In a climax Cumberbatch attempts to arrest an older woman whom he has declared guilty. She pulls out her revolver and fires at him point blank. In a photo-shot similar to the fast ball pitch in a baseball game when the slow motion shot shows the ball slowly on its way to the batter, we see the bullet leave the pistol and move toward Holmes’ chest. Suddenly Dr. Watson’s wife leaps in front of the bullet and takes it in the heart. She dies. In Watson’s mind, his friend Holmes has killed his wife. In the next episode the wife appears as a ghost giving advice to the detectives. Meanwhile Holmes struggles with therapy to become a human person.
The actor closest to the Holmes whom Doyle gave to history was Jeremy Brett. A perfectionist, from 1984 to 1994 he slimmed down to look like Holmes, studied the 1890s until late at night. A friend compared Holmes to a shell in which Brett lived, and eventually the two became one. With the death from cancer of his second wife in 1985 he fell into depression. Holmes was a dark and moody solitary character, while Brett was gregarious but handicapped. With a nervous breakdown Brett spent eight weeks in a psychiatric hospital and was diagnosed as manic-depressive, for which he was prescribed lithium. The medication for his depression made Brett appear bloated, and there is something pitiful about watching him playing Holmes dressed in only a long white pajama shirt running out into the street in pursuit of a woman suspect.

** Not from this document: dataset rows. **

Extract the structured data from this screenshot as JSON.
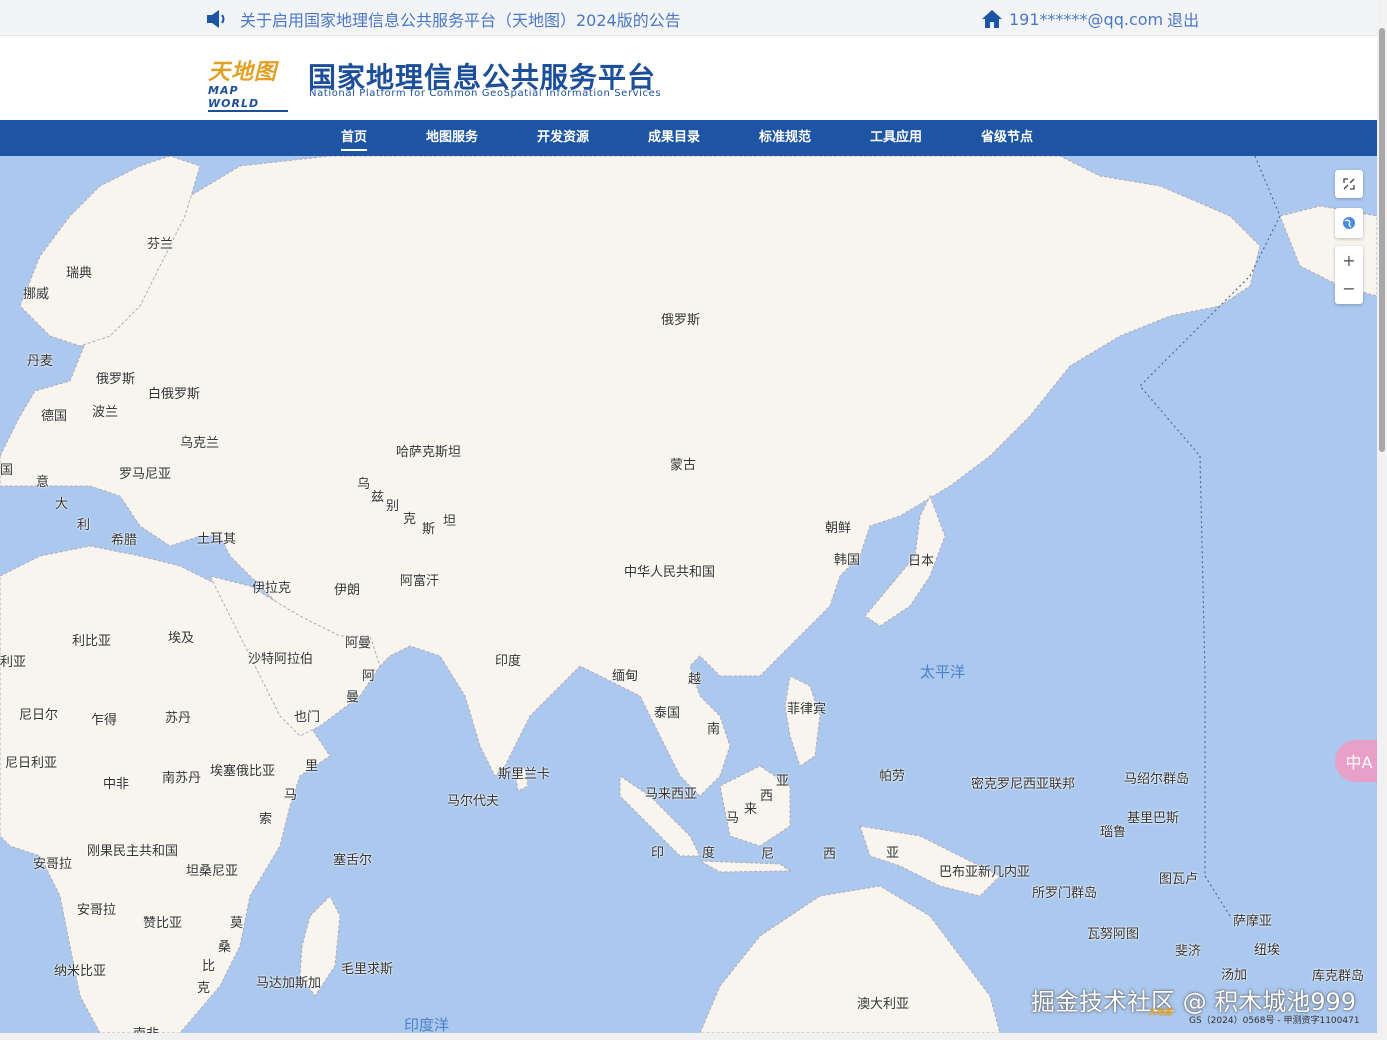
{
  "notice": {
    "text": "关于启用国家地理信息公共服务平台（天地图）2024版的公告"
  },
  "user": {
    "email": "191******@qq.com",
    "logout": "退出"
  },
  "header": {
    "logo_cn": "天地图",
    "logo_en": "MAP WORLD",
    "title": "国家地理信息公共服务平台",
    "subtitle": "National Platform for Common GeoSpatial Information Services"
  },
  "nav": [
    "首页",
    "地图服务",
    "开发资源",
    "成果目录",
    "标准规范",
    "工具应用",
    "省级节点"
  ],
  "nav_active_index": 0,
  "map": {
    "labels": [
      "芬兰",
      "瑞典",
      "挪威",
      "丹麦",
      "俄罗斯",
      "白俄罗斯",
      "德国",
      "波兰",
      "乌克兰",
      "罗马尼亚",
      "意",
      "大",
      "利",
      "希腊",
      "土耳其",
      "哈萨克斯坦",
      "乌",
      "兹",
      "别",
      "克",
      "斯",
      "坦",
      "蒙古",
      "俄罗斯",
      "朝鲜",
      "韩国",
      "日本",
      "中华人民共和国",
      "伊拉克",
      "伊朗",
      "阿富汗",
      "利比亚",
      "埃及",
      "沙特阿拉伯",
      "阿曼",
      "阿",
      "曼",
      "印度",
      "缅甸",
      "越",
      "泰国",
      "南",
      "菲律宾",
      "尼日尔",
      "乍得",
      "苏丹",
      "也门",
      "尼日利亚",
      "埃塞俄比亚",
      "里",
      "马",
      "中非",
      "南苏丹",
      "索",
      "斯里兰卡",
      "马尔代夫",
      "马来西亚",
      "亚",
      "西",
      "来",
      "马",
      "帕劳",
      "密克罗尼西亚联邦",
      "马绍尔群岛",
      "基里巴斯",
      "瑙鲁",
      "印",
      "度",
      "尼",
      "西",
      "亚",
      "巴布亚新几内亚",
      "所罗门群岛",
      "图瓦卢",
      "刚果民主共和国",
      "安哥拉",
      "坦桑尼亚",
      "塞舌尔",
      "安哥拉",
      "赞比亚",
      "莫",
      "桑",
      "比",
      "克",
      "纳米比亚",
      "马达加斯加",
      "毛里求斯",
      "瓦努阿图",
      "斐济",
      "萨摩亚",
      "纽埃",
      "汤加",
      "库克群岛",
      "澳大利亚",
      "南非",
      "利亚",
      "国"
    ],
    "oceans": [
      "太平洋",
      "印度洋"
    ],
    "watermark": "掘金技术社区 @ 积木城池999",
    "mini_logo": "天地图",
    "copyright": "GS（2024）0568号 - 甲测资字1100471",
    "controls": [
      "fullscreen-icon",
      "globe-icon",
      "+",
      "−"
    ],
    "translate_label": "中A"
  },
  "colors": {
    "nav_bg": "#1d54a3",
    "ocean": "#abc8ef",
    "land": "#f7f5ee",
    "link": "#4a78c8",
    "title": "#1c4f9a"
  }
}
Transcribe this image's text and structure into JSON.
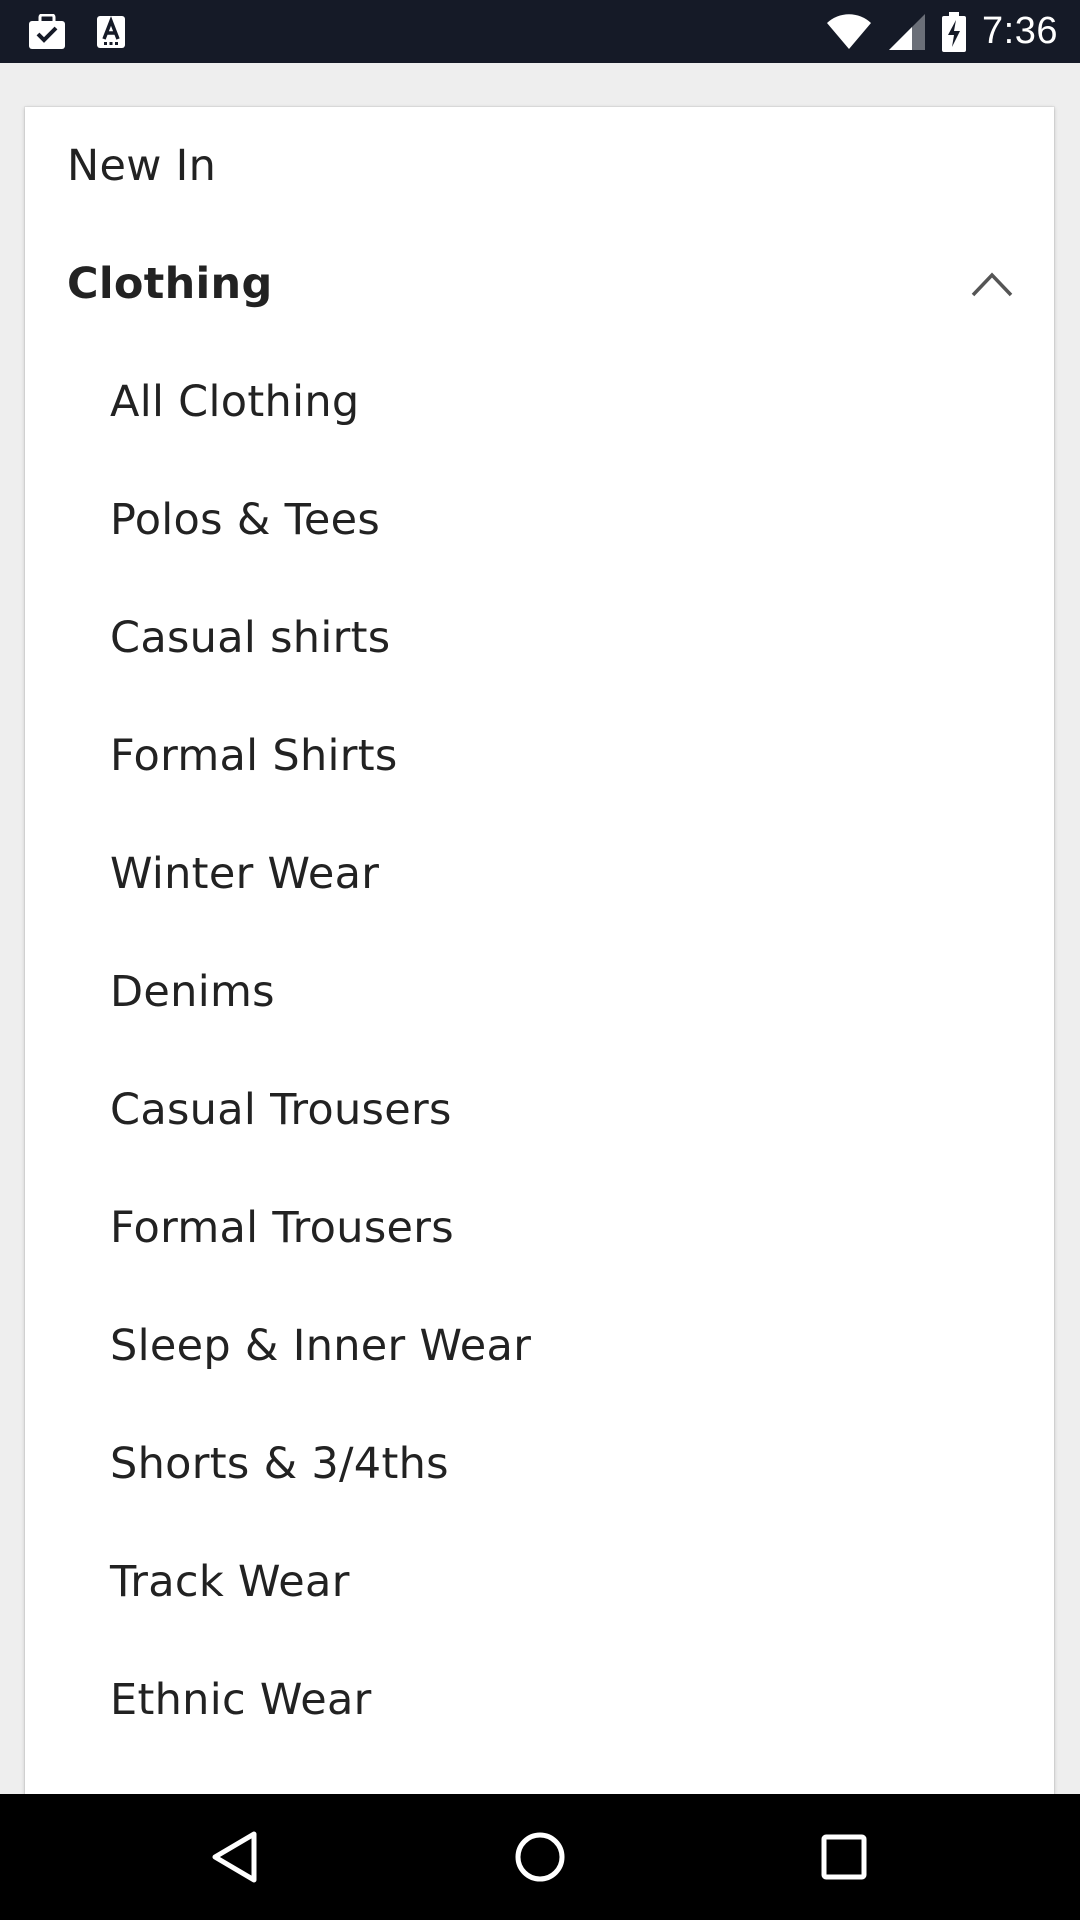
{
  "status_bar": {
    "time": "7:36",
    "left_icons": [
      "briefcase-check-icon",
      "text-a-icon"
    ],
    "right_icons": [
      "wifi-icon",
      "signal-icon",
      "battery-charging-icon"
    ]
  },
  "menu": {
    "items": [
      {
        "label": "New In",
        "level": "top"
      },
      {
        "label": "Clothing",
        "level": "top",
        "expanded": true,
        "icon": "chevron-up-icon"
      }
    ],
    "subitems": [
      {
        "label": "All Clothing"
      },
      {
        "label": "Polos & Tees"
      },
      {
        "label": "Casual shirts"
      },
      {
        "label": "Formal Shirts"
      },
      {
        "label": "Winter Wear"
      },
      {
        "label": "Denims"
      },
      {
        "label": "Casual Trousers"
      },
      {
        "label": "Formal Trousers"
      },
      {
        "label": "Sleep & Inner Wear"
      },
      {
        "label": "Shorts & 3/4ths"
      },
      {
        "label": "Track Wear"
      },
      {
        "label": "Ethnic Wear"
      }
    ]
  },
  "nav_bar": {
    "buttons": [
      "back-icon",
      "home-icon",
      "recents-icon"
    ]
  },
  "colors": {
    "status_bar_bg": "#151a27",
    "page_bg": "#eeeeee",
    "card_bg": "#ffffff",
    "text": "#222222",
    "nav_bar_bg": "#000000"
  }
}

This month three new books—Baker Street Irregulars: Thirteen Authors With New Takes on Sherlock Holmes, edited by Michael A. Ventrella and Jonathan Maberry, The Whole Art of Detection: Lost Mysteries of Sherlock Holmes by Lyndsay Faye and Sherlock Holmes andThe Eisendorf Enigma, by Larry Millett, which is set in Minnesota—will appear. According to a review, while authors have sent Holmes to Greece, India, Brazil, Tibet, Japan and the American prairie, Faye returns him to 221 Baker Street in Victorian England. Now that I think of it, it may be time for me to write a story about Sherlock Holmes. I’m thinking of having him join the Jesuits, and going to Mars. But perhaps that has been done already.
Raymond A. Schroth, S.J., is America’s books editor.